## Records for processing
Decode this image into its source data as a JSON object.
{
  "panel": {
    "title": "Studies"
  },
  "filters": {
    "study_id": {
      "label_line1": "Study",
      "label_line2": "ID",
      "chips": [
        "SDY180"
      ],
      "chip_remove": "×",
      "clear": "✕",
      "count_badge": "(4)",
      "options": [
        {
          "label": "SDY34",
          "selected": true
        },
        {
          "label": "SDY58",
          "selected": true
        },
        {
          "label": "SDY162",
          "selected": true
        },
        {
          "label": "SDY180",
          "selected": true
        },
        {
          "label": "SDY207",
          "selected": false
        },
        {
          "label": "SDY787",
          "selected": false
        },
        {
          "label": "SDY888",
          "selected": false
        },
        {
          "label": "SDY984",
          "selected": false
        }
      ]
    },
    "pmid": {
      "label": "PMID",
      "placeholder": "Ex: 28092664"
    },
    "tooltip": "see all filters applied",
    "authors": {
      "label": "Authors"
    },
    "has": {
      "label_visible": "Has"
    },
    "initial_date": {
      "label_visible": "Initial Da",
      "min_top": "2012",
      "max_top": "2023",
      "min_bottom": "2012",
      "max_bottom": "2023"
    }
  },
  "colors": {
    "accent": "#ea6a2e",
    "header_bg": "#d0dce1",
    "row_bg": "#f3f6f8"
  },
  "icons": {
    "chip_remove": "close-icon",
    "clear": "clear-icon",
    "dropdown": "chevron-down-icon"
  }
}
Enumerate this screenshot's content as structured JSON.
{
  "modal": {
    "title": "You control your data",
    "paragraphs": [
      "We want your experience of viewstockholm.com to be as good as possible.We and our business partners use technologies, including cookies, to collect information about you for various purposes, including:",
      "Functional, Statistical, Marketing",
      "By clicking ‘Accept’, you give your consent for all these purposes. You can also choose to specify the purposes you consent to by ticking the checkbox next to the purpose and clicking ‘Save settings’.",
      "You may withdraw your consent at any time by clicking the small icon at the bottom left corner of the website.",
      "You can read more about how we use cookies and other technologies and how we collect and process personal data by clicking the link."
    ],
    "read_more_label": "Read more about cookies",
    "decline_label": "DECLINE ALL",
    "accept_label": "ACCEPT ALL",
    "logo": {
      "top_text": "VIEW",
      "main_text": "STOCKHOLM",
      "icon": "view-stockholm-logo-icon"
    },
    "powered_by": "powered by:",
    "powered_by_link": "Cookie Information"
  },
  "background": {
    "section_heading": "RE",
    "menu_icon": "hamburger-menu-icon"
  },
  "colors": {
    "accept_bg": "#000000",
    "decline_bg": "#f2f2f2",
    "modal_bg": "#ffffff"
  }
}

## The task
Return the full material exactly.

## Result
Decode this image into its source data as a JSON object.
{
  "panel": {
    "title": "Studies"
  },
  "filters": {
    "study_id": {
      "label_line1": "Study",
      "label_line2": "ID",
      "chips": [
        "SDY180"
      ],
      "chip_remove": "×",
      "clear": "✕",
      "count_badge": "(4)",
      "options": [
        {
          "label": "SDY34",
          "selected": true
        },
        {
          "label": "SDY58",
          "selected": true
        },
        {
          "label": "SDY162",
          "selected": true
        },
        {
          "label": "SDY180",
          "selected": true
        },
        {
          "label": "SDY207",
          "selected": false
        },
        {
          "label": "SDY787",
          "selected": false
        },
        {
          "label": "SDY888",
          "selected": false
        },
        {
          "label": "SDY984",
          "selected": false
        }
      ]
    },
    "pmid": {
      "label": "PMID",
      "placeholder": "Ex: 28092664"
    },
    "tooltip": "see all filters applied",
    "authors": {
      "label": "Authors"
    },
    "has": {
      "label_visible": "Has"
    },
    "initial_date": {
      "label_visible": "Initial Da",
      "min_top": "2012",
      "max_top": "2023",
      "min_bottom": "2012",
      "max_bottom": "2023"
    }
  },
  "colors": {
    "accent": "#ea6a2e",
    "header_bg": "#d0dce1",
    "row_bg": "#f3f6f8"
  },
  "icons": {
    "chip_remove": "close-icon",
    "clear": "clear-icon",
    "dropdown": "chevron-down-icon"
  }
}
Enumerate this screenshot's content as structured JSON.
{
  "modal": {
    "title": "You control your data",
    "paragraphs": [
      "We want your experience of viewstockholm.com to be as good as possible.We and our business partners use technologies, including cookies, to collect information about you for various purposes, including:",
      "Functional, Statistical, Marketing",
      "By clicking ‘Accept’, you give your consent for all these purposes. You can also choose to specify the purposes you consent to by ticking the checkbox next to the purpose and clicking ‘Save settings’.",
      "You may withdraw your consent at any time by clicking the small icon at the bottom left corner of the website.",
      "You can read more about how we use cookies and other technologies and how we collect and process personal data by clicking the link."
    ],
    "read_more_label": "Read more about cookies",
    "decline_label": "DECLINE ALL",
    "accept_label": "ACCEPT ALL",
    "logo": {
      "top_text": "VIEW",
      "main_text": "STOCKHOLM",
      "icon": "view-stockholm-logo-icon"
    },
    "powered_by": "powered by:",
    "powered_by_link": "Cookie Information"
  },
  "background": {
    "section_heading": "RE",
    "menu_icon": "hamburger-menu-icon"
  },
  "colors": {
    "accept_bg": "#000000",
    "decline_bg": "#f2f2f2",
    "modal_bg": "#ffffff"
  }
}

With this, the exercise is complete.